The fixed mindset is about avoiding effort and risk at all costs…the growth mindset is about moving toward concerted effort and challenges with the goal of development.
People with the growth mindset believe that even geniuses have to work hard for their achievements. And what's so heroic, they would say, about having a gift? This mindset believes that you need to work your hardest at the things you love the most. Achieving a level of mastery is not only possible, but a certainty through continued, consistent practice and effort.
Question to consider:
Are there areas in your life where you avoid being challenged?
Do you believe that if you put in effort, it says something negative about your intelligence or who you are?
Do you believe that the people are you can't change or grow? Do you believe that how they are is how they will always be?
The Organizational Implications
Research into Enron following the scandal revealed exactly how a fixed mindset contributed to their downfall:
Leaders with the fixed mindset carry over their beliefs to the people they lead. They believe that some people are inherently smart, talented or successful, and others are simply C-players that will never develop and never succeed. They believe there's not much, if any, influence they can have over that person's growth or development…so why bother? It becomes a self-fulfilling prophecy.
People in a growth mindset don't just seek challenge, they thrive on it. The bigger the challenge, the more they stretch. When you change the definition, significance, and impact of failure, it changes the deepest meaning of effort.
Great leaders believe in the growth mindset, they believe in the growth of intellect and talent, and they're fascinated with the process of learning. Great leaders create an environment of trust where it's clearly communication to their people, "I'm going to teach you, and I'm not going to judge your talent." They believe people can reach a higher potential.
So, what's really at stake for organizations?
Here's what you can expect when leaders have a fixed mindset:
When this mindset infiltrates a company, the consequences are clear. It's critical for the health of the culture, the people within it, and the organization to find a solution.
Aligning with Fierce
The content in Fierce programs address and help shift participants from a fixed to a growth mindset.
Foundations, for example, shows you how to provoke learning, tackle touch challenges, strengthen relationships, and shift the context filter that you have for yourself and others.
Another program that addresses this issue directly is Feedback. Those with a fixed mindset are only interested in hearing feedback that reflect directly on their current abilities, but they tune out information that could help them learn and improve. They even showed no interest in hearing the right answer when they had gotten a question wrong, because they had already filed it away in the failure category.
In Fierce Feedback, you develop a growth mindset by shifting your beliefs about feedback and learning how to give and receive feedback in a way that enriches relationships. You become attentive to information that could help them expand their existing knowledge and skill, regardless of whether they'd gotten the question right or wrong—in other words, their priority was learning, not the binary trap of success and failure.

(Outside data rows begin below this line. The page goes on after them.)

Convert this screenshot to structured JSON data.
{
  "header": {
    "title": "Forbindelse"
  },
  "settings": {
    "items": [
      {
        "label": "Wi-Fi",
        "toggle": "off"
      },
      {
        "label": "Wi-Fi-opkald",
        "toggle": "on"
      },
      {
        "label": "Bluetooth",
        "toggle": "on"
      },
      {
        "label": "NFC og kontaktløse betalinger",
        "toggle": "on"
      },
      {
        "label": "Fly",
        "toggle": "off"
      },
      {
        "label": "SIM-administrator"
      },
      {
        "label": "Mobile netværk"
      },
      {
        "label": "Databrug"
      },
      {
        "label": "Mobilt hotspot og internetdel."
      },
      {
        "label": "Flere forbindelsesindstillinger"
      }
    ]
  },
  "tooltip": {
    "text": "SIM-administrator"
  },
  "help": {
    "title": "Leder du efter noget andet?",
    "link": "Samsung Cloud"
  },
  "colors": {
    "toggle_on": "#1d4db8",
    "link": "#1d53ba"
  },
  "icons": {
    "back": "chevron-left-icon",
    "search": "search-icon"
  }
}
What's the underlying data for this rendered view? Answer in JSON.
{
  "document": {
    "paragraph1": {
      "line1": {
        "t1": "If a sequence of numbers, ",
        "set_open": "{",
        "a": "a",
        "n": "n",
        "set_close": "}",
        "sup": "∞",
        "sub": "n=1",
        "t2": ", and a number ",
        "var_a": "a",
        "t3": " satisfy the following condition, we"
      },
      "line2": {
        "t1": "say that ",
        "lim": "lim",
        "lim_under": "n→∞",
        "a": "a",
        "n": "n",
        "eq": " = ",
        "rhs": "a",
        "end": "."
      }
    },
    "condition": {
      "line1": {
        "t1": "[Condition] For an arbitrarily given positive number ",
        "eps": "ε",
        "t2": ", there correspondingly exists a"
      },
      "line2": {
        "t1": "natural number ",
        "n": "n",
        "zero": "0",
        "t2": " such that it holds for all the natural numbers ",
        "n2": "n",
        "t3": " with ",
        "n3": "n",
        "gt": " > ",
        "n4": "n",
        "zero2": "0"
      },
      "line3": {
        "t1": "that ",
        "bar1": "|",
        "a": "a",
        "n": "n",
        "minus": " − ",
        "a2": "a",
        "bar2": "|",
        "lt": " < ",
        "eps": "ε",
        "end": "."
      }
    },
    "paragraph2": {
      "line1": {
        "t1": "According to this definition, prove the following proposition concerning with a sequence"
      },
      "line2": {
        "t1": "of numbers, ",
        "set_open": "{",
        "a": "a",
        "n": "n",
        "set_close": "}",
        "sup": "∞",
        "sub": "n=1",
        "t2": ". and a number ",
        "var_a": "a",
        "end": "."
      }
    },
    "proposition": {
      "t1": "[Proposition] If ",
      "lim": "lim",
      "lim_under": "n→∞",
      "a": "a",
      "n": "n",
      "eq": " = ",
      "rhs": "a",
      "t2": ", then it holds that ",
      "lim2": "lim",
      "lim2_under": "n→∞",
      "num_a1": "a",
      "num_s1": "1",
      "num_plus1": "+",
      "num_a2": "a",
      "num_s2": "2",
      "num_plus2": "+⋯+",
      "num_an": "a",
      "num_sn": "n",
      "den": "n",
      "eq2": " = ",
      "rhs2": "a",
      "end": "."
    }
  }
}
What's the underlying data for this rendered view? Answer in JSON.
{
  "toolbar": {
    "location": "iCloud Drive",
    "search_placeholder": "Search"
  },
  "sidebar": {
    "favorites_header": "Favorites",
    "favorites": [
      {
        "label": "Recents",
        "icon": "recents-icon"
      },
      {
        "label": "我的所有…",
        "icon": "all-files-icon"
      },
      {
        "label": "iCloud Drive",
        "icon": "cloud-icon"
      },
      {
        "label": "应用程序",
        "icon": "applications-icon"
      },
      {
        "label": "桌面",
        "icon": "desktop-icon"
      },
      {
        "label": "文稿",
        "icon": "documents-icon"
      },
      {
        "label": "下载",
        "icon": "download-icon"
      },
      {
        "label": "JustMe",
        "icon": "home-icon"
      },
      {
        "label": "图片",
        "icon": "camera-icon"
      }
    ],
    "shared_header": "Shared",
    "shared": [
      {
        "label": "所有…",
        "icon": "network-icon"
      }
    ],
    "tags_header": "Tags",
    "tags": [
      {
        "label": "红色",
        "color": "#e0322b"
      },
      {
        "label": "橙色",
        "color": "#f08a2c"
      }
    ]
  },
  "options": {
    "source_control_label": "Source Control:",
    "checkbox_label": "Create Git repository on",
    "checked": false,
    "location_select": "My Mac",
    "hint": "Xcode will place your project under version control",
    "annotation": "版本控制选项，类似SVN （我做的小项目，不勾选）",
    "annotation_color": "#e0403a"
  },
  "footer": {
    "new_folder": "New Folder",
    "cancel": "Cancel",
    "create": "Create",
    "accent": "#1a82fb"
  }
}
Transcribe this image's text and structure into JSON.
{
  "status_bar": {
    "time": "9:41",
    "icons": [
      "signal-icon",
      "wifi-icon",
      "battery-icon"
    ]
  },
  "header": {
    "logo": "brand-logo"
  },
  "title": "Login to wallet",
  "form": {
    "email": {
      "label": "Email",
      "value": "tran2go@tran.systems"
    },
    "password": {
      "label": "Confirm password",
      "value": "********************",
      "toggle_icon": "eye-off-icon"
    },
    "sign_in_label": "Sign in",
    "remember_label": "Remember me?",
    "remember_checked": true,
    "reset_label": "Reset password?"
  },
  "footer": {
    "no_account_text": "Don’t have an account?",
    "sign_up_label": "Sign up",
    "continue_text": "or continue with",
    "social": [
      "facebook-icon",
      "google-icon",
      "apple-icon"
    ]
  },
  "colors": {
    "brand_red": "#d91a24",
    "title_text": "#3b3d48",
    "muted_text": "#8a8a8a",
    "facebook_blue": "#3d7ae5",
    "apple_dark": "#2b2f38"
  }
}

Organizations need to collectively move away from a fixed mindset to a growth mindset. You can begin making changes by having a conversation with yourself, and then with your team.
In what ways do you personally hold a fixed mindset, and how can you shift towards growth instead?
Are there any policies or behaviors within your organization that promote a fixed mindset? If so, how can you and your team work together to change it?
Read about our programs if you're curious to know more and want to shift your organization from fixed to growth.